───── Material provided

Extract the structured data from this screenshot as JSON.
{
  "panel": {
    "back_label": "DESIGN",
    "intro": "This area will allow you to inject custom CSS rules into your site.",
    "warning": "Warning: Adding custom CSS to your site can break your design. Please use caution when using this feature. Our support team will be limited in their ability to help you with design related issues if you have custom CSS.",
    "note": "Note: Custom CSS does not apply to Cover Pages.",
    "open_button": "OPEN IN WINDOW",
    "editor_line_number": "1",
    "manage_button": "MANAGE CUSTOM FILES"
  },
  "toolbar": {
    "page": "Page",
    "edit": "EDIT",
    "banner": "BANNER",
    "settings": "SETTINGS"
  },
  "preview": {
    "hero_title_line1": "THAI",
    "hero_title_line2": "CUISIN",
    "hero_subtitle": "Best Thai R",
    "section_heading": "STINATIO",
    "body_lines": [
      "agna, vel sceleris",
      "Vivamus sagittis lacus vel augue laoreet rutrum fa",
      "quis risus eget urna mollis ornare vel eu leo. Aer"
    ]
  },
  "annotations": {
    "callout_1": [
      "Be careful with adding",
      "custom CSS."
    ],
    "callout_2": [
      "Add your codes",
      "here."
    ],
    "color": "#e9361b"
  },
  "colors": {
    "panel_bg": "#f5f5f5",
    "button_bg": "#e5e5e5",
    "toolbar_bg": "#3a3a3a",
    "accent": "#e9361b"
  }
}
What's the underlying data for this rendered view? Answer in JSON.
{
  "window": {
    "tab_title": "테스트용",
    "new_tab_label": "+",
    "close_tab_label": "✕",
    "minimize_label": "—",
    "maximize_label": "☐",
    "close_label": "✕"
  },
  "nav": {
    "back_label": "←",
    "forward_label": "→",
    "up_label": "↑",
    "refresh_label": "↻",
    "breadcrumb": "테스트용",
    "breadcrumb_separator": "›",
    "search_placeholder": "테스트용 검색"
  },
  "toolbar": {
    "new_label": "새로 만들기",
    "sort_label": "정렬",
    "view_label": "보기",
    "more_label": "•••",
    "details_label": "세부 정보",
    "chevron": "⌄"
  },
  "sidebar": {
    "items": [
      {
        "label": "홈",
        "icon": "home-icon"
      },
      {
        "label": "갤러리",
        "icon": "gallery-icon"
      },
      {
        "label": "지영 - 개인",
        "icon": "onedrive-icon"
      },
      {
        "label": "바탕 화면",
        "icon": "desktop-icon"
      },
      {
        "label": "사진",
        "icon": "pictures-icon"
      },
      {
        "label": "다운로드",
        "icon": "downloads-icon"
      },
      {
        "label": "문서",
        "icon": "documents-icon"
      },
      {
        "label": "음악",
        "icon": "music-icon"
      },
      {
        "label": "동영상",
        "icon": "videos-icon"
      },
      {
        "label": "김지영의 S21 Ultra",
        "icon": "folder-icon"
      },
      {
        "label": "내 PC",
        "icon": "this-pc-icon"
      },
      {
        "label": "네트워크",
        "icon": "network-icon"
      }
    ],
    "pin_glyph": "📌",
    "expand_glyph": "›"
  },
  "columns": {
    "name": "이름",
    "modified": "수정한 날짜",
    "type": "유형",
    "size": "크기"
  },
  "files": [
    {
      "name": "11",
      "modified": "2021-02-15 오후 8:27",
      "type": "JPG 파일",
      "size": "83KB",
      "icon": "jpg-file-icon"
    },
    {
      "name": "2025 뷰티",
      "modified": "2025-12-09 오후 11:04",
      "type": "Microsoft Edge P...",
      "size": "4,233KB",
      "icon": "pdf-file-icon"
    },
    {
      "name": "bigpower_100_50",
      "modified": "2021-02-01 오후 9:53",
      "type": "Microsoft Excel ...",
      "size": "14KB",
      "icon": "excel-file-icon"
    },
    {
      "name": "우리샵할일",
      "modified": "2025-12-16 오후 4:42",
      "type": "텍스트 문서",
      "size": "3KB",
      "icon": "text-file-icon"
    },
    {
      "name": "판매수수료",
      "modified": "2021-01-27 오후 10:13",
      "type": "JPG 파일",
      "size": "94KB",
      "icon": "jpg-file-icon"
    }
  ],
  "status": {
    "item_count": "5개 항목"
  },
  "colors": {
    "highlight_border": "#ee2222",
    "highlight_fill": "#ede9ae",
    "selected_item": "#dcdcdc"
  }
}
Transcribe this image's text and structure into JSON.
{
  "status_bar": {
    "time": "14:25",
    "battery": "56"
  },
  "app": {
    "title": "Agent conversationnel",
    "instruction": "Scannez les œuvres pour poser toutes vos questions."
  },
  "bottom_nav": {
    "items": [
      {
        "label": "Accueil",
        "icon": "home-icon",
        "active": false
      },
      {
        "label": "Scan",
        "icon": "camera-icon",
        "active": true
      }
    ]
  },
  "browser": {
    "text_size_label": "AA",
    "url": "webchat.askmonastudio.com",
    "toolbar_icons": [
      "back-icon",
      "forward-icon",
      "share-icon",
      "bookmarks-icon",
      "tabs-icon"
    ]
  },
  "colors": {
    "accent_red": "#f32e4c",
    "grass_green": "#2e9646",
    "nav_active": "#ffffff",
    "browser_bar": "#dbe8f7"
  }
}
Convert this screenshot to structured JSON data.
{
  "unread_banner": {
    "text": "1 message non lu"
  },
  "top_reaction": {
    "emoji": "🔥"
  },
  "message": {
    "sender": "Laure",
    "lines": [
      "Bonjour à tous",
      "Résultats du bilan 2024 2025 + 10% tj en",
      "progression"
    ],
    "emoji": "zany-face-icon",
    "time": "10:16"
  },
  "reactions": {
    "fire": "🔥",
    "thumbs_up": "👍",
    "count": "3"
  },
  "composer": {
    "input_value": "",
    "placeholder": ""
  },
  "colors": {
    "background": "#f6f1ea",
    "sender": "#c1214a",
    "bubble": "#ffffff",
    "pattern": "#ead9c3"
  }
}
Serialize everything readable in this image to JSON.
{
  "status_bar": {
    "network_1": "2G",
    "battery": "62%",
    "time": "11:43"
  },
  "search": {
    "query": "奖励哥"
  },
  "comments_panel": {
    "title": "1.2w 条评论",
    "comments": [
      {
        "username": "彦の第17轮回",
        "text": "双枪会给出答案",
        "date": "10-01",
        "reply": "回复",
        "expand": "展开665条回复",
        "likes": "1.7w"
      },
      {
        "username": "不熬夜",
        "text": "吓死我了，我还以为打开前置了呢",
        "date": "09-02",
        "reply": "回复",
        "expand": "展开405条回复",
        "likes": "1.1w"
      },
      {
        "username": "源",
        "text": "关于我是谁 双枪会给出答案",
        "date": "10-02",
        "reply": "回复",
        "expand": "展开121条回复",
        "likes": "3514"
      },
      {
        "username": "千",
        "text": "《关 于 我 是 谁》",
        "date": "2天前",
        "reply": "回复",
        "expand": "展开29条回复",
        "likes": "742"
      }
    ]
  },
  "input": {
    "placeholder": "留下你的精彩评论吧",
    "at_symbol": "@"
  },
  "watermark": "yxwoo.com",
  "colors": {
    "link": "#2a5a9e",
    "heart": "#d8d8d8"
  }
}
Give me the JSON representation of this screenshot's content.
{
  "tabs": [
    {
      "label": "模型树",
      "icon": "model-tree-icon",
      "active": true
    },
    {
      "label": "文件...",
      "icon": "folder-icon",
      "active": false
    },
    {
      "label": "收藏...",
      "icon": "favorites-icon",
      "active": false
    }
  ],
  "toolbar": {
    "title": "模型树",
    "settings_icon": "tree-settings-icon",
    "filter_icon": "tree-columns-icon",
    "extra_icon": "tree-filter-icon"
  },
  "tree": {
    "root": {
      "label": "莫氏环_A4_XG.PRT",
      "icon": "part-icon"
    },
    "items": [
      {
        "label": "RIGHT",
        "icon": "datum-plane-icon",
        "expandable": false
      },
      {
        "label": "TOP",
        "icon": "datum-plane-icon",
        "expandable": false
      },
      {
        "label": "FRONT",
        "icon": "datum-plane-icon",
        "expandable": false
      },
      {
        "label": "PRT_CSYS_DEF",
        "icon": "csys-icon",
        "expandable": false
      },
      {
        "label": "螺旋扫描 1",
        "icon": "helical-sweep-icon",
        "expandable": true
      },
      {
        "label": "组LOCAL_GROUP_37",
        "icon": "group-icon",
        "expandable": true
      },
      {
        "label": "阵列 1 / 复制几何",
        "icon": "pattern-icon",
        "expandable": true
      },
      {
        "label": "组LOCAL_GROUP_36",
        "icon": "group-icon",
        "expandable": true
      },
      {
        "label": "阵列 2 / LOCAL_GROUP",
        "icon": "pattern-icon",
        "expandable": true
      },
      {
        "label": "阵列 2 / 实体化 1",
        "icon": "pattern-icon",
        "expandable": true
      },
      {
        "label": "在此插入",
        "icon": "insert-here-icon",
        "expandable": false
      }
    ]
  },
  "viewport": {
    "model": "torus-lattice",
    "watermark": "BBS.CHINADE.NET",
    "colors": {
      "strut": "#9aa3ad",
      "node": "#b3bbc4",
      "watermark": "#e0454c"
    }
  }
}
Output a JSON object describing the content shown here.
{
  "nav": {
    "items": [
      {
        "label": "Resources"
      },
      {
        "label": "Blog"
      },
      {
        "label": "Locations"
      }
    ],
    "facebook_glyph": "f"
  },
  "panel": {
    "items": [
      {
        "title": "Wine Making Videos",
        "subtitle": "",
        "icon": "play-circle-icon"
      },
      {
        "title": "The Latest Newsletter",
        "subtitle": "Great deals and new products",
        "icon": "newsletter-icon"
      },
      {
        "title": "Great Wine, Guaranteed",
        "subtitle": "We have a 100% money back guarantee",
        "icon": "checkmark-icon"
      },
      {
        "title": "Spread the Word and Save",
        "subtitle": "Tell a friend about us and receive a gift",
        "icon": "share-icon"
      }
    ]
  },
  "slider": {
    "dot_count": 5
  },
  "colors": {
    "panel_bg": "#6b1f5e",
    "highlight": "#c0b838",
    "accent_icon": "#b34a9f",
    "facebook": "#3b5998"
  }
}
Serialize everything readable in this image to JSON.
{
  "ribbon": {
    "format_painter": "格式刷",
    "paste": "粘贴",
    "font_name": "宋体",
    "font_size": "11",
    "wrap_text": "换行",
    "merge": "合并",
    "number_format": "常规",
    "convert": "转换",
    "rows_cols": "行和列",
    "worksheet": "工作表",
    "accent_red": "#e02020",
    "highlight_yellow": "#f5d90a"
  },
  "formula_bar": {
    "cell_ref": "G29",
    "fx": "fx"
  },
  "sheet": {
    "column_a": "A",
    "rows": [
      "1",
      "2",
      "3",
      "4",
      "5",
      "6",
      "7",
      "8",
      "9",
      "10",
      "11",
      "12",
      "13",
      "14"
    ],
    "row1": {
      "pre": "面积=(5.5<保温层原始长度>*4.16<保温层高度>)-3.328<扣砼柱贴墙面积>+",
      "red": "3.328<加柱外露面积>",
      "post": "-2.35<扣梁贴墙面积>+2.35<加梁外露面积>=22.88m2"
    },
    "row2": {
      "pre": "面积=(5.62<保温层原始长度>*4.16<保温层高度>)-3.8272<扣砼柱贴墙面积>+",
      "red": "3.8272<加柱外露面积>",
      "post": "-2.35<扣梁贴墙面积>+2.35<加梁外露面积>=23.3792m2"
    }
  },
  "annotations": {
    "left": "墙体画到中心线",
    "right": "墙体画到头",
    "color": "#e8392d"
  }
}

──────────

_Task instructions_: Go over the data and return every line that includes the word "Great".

_Result below_:
        "subtitle": "Great deals and new products",
        "title": "Great Wine, Guaranteed",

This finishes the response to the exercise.